Goal of the exercise:
The data below is to be set down again exactly as written.

==================================================

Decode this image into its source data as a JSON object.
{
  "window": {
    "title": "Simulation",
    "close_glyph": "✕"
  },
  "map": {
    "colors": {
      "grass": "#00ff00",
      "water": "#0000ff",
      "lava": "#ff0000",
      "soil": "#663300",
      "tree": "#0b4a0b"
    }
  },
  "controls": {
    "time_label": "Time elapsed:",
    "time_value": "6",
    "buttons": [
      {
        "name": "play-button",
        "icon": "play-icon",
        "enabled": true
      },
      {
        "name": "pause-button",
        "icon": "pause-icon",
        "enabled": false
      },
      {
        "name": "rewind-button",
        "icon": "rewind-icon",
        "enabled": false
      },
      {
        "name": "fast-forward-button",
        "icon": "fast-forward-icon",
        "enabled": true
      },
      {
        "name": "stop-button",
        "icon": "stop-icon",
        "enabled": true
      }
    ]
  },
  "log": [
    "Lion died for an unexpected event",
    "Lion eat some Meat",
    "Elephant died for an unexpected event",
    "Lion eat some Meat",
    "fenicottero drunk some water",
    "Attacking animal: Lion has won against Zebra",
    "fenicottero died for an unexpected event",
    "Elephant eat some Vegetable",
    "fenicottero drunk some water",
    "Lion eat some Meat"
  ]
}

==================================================

Exercise output:
Decode this image into its source data as a JSON object.
{
  "window": {
    "title": "Simulation",
    "close_glyph": "✕"
  },
  "map": {
    "colors": {
      "grass": "#00ff00",
      "water": "#0000ff",
      "lava": "#ff0000",
      "soil": "#663300",
      "tree": "#0b4a0b"
    }
  },
  "controls": {
    "time_label": "Time elapsed:",
    "time_value": "6",
    "buttons": [
      {
        "name": "play-button",
        "icon": "play-icon",
        "enabled": true
      },
      {
        "name": "pause-button",
        "icon": "pause-icon",
        "enabled": false
      },
      {
        "name": "rewind-button",
        "icon": "rewind-icon",
        "enabled": false
      },
      {
        "name": "fast-forward-button",
        "icon": "fast-forward-icon",
        "enabled": true
      },
      {
        "name": "stop-button",
        "icon": "stop-icon",
        "enabled": true
      }
    ]
  },
  "log": [
    "Lion died for an unexpected event",
    "Lion eat some Meat",
    "Elephant died for an unexpected event",
    "Lion eat some Meat",
    "fenicottero drunk some water",
    "Attacking animal: Lion has won against Zebra",
    "fenicottero died for an unexpected event",
    "Elephant eat some Vegetable",
    "fenicottero drunk some water",
    "Lion eat some Meat"
  ]
}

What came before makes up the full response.